Data records for software interfaces
◆ ◆ ◆ ◆
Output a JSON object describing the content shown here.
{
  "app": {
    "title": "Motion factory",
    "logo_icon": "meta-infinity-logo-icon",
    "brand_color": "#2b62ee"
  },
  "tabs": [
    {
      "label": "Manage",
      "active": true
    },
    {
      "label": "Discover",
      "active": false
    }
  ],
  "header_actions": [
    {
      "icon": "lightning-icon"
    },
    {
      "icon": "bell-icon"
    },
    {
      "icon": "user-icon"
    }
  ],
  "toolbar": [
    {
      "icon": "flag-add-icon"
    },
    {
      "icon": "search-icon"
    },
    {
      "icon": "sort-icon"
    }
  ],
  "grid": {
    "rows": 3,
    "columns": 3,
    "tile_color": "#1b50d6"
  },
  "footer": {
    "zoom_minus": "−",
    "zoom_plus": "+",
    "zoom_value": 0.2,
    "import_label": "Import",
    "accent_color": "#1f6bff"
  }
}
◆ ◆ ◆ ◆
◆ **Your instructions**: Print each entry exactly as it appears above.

◆ **Result**:
Output a JSON object describing the content shown here.
{
  "app": {
    "title": "Motion factory",
    "logo_icon": "meta-infinity-logo-icon",
    "brand_color": "#2b62ee"
  },
  "tabs": [
    {
      "label": "Manage",
      "active": true
    },
    {
      "label": "Discover",
      "active": false
    }
  ],
  "header_actions": [
    {
      "icon": "lightning-icon"
    },
    {
      "icon": "bell-icon"
    },
    {
      "icon": "user-icon"
    }
  ],
  "toolbar": [
    {
      "icon": "flag-add-icon"
    },
    {
      "icon": "search-icon"
    },
    {
      "icon": "sort-icon"
    }
  ],
  "grid": {
    "rows": 3,
    "columns": 3,
    "tile_color": "#1b50d6"
  },
  "footer": {
    "zoom_minus": "−",
    "zoom_plus": "+",
    "zoom_value": 0.2,
    "import_label": "Import",
    "accent_color": "#1f6bff"
  }
}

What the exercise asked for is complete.